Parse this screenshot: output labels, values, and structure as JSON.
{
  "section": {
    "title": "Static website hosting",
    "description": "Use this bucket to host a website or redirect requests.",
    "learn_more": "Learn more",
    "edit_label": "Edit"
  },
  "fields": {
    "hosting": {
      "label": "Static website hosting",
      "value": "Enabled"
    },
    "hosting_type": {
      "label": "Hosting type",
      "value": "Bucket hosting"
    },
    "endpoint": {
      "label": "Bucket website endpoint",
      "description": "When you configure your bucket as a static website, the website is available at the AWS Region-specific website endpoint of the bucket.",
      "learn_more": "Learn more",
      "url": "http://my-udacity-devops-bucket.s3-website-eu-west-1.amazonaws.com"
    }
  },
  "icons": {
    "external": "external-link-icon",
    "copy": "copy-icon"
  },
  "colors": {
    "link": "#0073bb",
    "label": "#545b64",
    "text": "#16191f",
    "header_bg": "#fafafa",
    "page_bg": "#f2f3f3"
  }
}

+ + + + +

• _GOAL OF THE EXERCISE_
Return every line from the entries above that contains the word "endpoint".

• _ANSWER TO THIS EXERCISE_
    "endpoint": {
      "label": "Bucket website endpoint",
      "description": "When you configure your bucket as a static website, the website is available at the AWS Region-specific website endpoint of the bucket.",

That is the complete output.